Jean-Pyo Lee, PhD, assistant professor of physiology in the Tulane School of Medicine, was recently awarded a five-year, $2.4 million grant from the National Institute of Neurological Disorders and Stroke to study the use of neural stem cells in treating stroke.
Lee says that stem cell therapy potentially offers great promise in treating stroke, which is a leading cause of death in the United States. The only available drug approved by the U.S. Food and Drug Administration (FDA) for treatment of ischemic stroke (clots) is thrombolytic tissue plasminogen activator (tPA), which dissolves blood clots.
Procedures such as mechanical thrombectomy, during which a surgeon removes a blood clot by inserting a catheter into a blood vessel, restore blood flow but have a greater risk of destabilizing the blood-brain barrier, the vessel network protecting the brain from foreign substances in the blood.
Neural stem cells possess the ability to replace functional neurons and trigger anti-inflammatory actions which could improve recovery from acute stroke injury. Stem cell therapy currently targets stroke rehabilitation by delivering cells during the recovery (not acute) phase. New therapies are needed to lessen stroke’s detrimental effects and quickly facilitate vascular repair.

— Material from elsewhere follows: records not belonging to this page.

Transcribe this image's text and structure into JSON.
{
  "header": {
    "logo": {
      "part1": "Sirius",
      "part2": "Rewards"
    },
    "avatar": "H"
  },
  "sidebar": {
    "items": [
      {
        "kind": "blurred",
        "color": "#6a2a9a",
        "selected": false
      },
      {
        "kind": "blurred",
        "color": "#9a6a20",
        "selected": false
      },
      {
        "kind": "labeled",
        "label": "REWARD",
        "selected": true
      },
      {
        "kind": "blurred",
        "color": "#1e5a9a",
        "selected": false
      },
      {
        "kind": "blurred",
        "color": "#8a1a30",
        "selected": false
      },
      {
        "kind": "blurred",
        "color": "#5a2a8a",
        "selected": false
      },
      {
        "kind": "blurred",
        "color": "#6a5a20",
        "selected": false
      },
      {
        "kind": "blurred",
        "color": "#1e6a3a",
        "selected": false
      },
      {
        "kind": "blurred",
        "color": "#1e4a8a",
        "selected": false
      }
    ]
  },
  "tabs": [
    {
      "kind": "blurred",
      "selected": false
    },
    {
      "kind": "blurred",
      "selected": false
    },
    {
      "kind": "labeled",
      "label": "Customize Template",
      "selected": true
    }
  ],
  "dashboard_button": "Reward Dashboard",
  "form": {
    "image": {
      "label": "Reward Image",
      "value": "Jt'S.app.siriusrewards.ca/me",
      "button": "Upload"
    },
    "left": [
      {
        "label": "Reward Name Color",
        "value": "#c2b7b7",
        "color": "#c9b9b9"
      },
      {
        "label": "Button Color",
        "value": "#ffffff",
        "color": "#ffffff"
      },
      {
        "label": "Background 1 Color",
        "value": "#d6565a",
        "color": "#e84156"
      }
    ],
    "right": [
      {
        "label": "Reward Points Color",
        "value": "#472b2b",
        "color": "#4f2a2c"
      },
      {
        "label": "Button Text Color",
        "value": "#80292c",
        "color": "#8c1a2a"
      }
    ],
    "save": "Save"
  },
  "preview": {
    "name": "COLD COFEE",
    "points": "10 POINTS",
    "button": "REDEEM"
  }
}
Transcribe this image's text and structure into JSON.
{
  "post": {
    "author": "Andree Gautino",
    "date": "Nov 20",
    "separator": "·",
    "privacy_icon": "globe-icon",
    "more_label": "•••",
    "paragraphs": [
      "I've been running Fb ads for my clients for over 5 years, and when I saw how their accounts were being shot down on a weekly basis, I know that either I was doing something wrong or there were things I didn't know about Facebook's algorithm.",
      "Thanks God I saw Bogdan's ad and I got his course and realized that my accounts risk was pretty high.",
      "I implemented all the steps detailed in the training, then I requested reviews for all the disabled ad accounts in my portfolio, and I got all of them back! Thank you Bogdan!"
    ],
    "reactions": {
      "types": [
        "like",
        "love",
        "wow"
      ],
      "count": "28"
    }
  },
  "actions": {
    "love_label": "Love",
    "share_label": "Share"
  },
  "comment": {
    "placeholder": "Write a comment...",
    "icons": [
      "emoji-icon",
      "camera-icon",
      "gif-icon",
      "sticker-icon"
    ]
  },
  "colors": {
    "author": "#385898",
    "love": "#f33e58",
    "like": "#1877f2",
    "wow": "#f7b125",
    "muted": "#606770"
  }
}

Lee’s project is aimed at investigating the beneficial role of early administration of stem cells in repairing blood vessels and brain tissue after stroke and improving long-term stroke recovery. To read more about Lee and her work, click here.